Evocative, visceral, exquisite
I’m in awe of the image, the well-wrought kind. I go heavy on pictures for this blog, because images hit so suddenly, faster than words, differently, and often better, which might be counter-intuitive for a writer, but then I am that kind of writer.
When I stumble across an enchanting image, I see an opportunity to share something unexpected from a writer: beauty that evokes sheer pleasure in the viewing, just like the sheer pleasure of biting into something exquisitely delicious.
Turbo stimulus package for a buck
Jet Fuel is the name of this too-cool-to-crack-a-smile Cabbagetown cafe, whose branding nails their offering really well. They have good quality fuel by way of java, and they have all the hip you’d ever want in a coffee shop.
This is not their logo, by the way, but just a great find tumblred by Bella Illusione. Thanks Bella. This is their logo.
Jet Fuel delivers to the under-caffeinated in two significant ways. They give you a double shot of espresso for $1. Beat that any of you cafés out there. And their signature bevvy for the lollygaggers — folks who don’t need to bolt out the door fired up with a liquid charge — is an eponymous combo of cappuccino and latte in one cup. Why? Because no one else does.
If you’ve chosen to meet a friend or a crush here, good luck finding a place to sit. And be ready to whisper-talk directly into one another’s ear [which is why the crush option is a good one], because it’s as loud as a jet engine in there.
No. It’s not, not really, but it’s loud. It’s a small room with high ceilings, filled with talking caffeinated souls. It’s no wonder.
PS: don’t be a wuss and ask for decaf. Not on the menu.
Gastro Ghetto: Get there quick
Grégoire Jacquet opened his eponymous California restaurant in 2002, doing classical French dining, take-out and catering. He’s clearly doing something right, because he’s keeping two locations afloat. One is in Berkeley, in what he likes to call “the gastro ghetto,” because it’s down the road from Chez Panisse. Some ghetto. Reputation by location: is that a thing now? We’ll allow it. If you’re good enough to stand and hold your own next to a great, you get points for that. His second location is in Oakland.
Brain Pickings is celebrating the life and work of graphic artist A. M. Cassandre, who was born today in 1901. Cassandre created this iconic ad above when he was 31. More about his life and tragic death are unwrapped here.
Maybe, in the beginning, it was all about the yeast

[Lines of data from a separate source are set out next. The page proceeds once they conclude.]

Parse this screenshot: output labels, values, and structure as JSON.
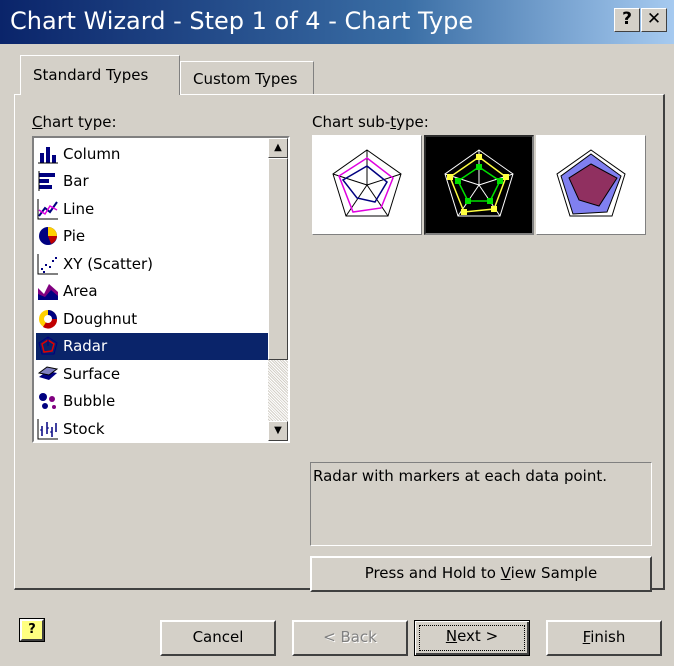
{
  "window": {
    "title": "Chart Wizard - Step 1 of 4 - Chart Type",
    "help_label": "?",
    "close_label": "✕"
  },
  "tabs": [
    {
      "label": "Standard Types",
      "active": true
    },
    {
      "label": "Custom Types",
      "active": false
    }
  ],
  "chart_type": {
    "label_prefix": "C",
    "label_rest": "hart type:",
    "items": [
      {
        "label": "Column",
        "icon": "column-chart-icon"
      },
      {
        "label": "Bar",
        "icon": "bar-chart-icon"
      },
      {
        "label": "Line",
        "icon": "line-chart-icon"
      },
      {
        "label": "Pie",
        "icon": "pie-chart-icon"
      },
      {
        "label": "XY (Scatter)",
        "icon": "scatter-chart-icon"
      },
      {
        "label": "Area",
        "icon": "area-chart-icon"
      },
      {
        "label": "Doughnut",
        "icon": "doughnut-chart-icon"
      },
      {
        "label": "Radar",
        "icon": "radar-chart-icon",
        "selected": true
      },
      {
        "label": "Surface",
        "icon": "surface-chart-icon"
      },
      {
        "label": "Bubble",
        "icon": "bubble-chart-icon"
      },
      {
        "label": "Stock",
        "icon": "stock-chart-icon"
      }
    ]
  },
  "subtype": {
    "label_a": "Chart sub-",
    "label_u": "t",
    "label_b": "ype:",
    "description": "Radar with markers at each data point.",
    "selected_index": 1
  },
  "sample_button": {
    "a": "Press and Hold to ",
    "u": "V",
    "b": "iew Sample"
  },
  "footer": {
    "cancel": "Cancel",
    "back": "< Back",
    "next_u": "N",
    "next_b": "ext >",
    "finish_u": "F",
    "finish_b": "inish",
    "office_help_icon": "?"
  }
}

Or, How a landing page delivers a brand
To my eyes, this establishment is a hipster couple. She’s the sweet, the cupcake, and he’s the beardy suds, the beer. That’s flagrantly sexist, but it was the only way I could “get” this business identity at first, because connecting the two, in terms of name stamp and food pairings, I wasn’t feeling it. … Read more…
De Cecco’s full-frontal showing off with its new US packaging is brilliant.
You can never do better with food packaging than to show the product with full visual candor.
It’s brand pride to the max, and with food, that’s particularly important, since so much of food production is “sausage-making,” as in, you love your sausages, but you don’t want to know how they’re made…. Read more…
The famed Acme Company, subsidiary of the Looney Tunes Group. Talk about brand diversification.
When a thing is not the thing it says it is.
Like cheese on toast, which is what it is.
Like how it used to be called Welsh Rarebit. Here’s The Old Foodie on rabbit vs rarebit:
The OED traces Welsh Rabbit to 1725, sixty years before “rarebit”, and the eminent lexicographer H.W.Fowler stated in no uncertain terms “Welsh Rabbit is amusing and right. Welsh Rarebit is stupid and wrong.” End of discussion.
Why the identity works:
It’s all about the cheese. The point of the dish is to have a vehicle for cheese. The Welsh love their cheese. [Who doesn’t?]
And also whimsey. Rabbits do whimsey well.
Identity design by CandyCoatedUniverse
And the lore begins:
“One summer night, the three Fisher women sat around the kitchen table enjoying a batch of homemade frozen rugelach … and a light bulb went on!”
Stand back, ladies. The Chocolate Babka alone is going to fly out of the freezer, but I don’t doubt the rest will, too.
In case we need to say it, Kosher.
Great background via Imprint and more to the point, CHOZEN.
Branding before there was branding. Wait, there was always branding.
From the Soda Can Library, covering 1938 -1980.
Would love to see the next 30 years and how it got us to Red Bull.
Via RecoveringLazy via LifeLounge
Finally, blood orange season, free for the co-opting.
Like the School of Visual Arts has done here.
This is a poster for master workshops in Venice and Rome this June, when and where — ironically — there won’t be a single blood orange worth eating.
It won’t matter. Field greens and wild strawberries will be flooding the markets. See you next January, blood oranges.